## Entries supplied
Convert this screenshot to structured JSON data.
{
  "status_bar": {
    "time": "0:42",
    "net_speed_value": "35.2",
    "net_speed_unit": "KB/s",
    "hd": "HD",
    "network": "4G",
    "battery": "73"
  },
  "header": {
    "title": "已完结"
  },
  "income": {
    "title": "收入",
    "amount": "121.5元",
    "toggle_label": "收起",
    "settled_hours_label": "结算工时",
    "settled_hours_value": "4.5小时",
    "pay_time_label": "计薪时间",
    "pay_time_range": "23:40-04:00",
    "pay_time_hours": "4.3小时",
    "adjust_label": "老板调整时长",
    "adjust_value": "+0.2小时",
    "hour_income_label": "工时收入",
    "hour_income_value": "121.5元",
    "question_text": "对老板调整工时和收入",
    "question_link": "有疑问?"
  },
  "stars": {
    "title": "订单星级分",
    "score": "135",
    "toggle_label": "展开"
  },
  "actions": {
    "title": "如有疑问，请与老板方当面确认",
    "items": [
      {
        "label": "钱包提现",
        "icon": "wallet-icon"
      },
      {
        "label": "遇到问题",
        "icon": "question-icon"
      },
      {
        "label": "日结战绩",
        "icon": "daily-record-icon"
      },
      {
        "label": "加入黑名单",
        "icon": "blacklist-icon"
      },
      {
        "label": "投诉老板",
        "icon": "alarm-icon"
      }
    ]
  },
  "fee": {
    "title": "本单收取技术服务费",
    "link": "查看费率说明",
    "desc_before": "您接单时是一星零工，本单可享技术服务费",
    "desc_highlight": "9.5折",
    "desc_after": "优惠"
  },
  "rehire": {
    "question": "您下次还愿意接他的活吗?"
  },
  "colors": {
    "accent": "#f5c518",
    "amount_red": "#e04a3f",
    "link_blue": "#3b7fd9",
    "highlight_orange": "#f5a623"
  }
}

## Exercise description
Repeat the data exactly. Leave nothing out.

## Task output
Convert this screenshot to structured JSON data.
{
  "status_bar": {
    "time": "0:42",
    "net_speed_value": "35.2",
    "net_speed_unit": "KB/s",
    "hd": "HD",
    "network": "4G",
    "battery": "73"
  },
  "header": {
    "title": "已完结"
  },
  "income": {
    "title": "收入",
    "amount": "121.5元",
    "toggle_label": "收起",
    "settled_hours_label": "结算工时",
    "settled_hours_value": "4.5小时",
    "pay_time_label": "计薪时间",
    "pay_time_range": "23:40-04:00",
    "pay_time_hours": "4.3小时",
    "adjust_label": "老板调整时长",
    "adjust_value": "+0.2小时",
    "hour_income_label": "工时收入",
    "hour_income_value": "121.5元",
    "question_text": "对老板调整工时和收入",
    "question_link": "有疑问?"
  },
  "stars": {
    "title": "订单星级分",
    "score": "135",
    "toggle_label": "展开"
  },
  "actions": {
    "title": "如有疑问，请与老板方当面确认",
    "items": [
      {
        "label": "钱包提现",
        "icon": "wallet-icon"
      },
      {
        "label": "遇到问题",
        "icon": "question-icon"
      },
      {
        "label": "日结战绩",
        "icon": "daily-record-icon"
      },
      {
        "label": "加入黑名单",
        "icon": "blacklist-icon"
      },
      {
        "label": "投诉老板",
        "icon": "alarm-icon"
      }
    ]
  },
  "fee": {
    "title": "本单收取技术服务费",
    "link": "查看费率说明",
    "desc_before": "您接单时是一星零工，本单可享技术服务费",
    "desc_highlight": "9.5折",
    "desc_after": "优惠"
  },
  "rehire": {
    "question": "您下次还愿意接他的活吗?"
  },
  "colors": {
    "accent": "#f5c518",
    "amount_red": "#e04a3f",
    "link_blue": "#3b7fd9",
    "highlight_orange": "#f5a623"
  }
}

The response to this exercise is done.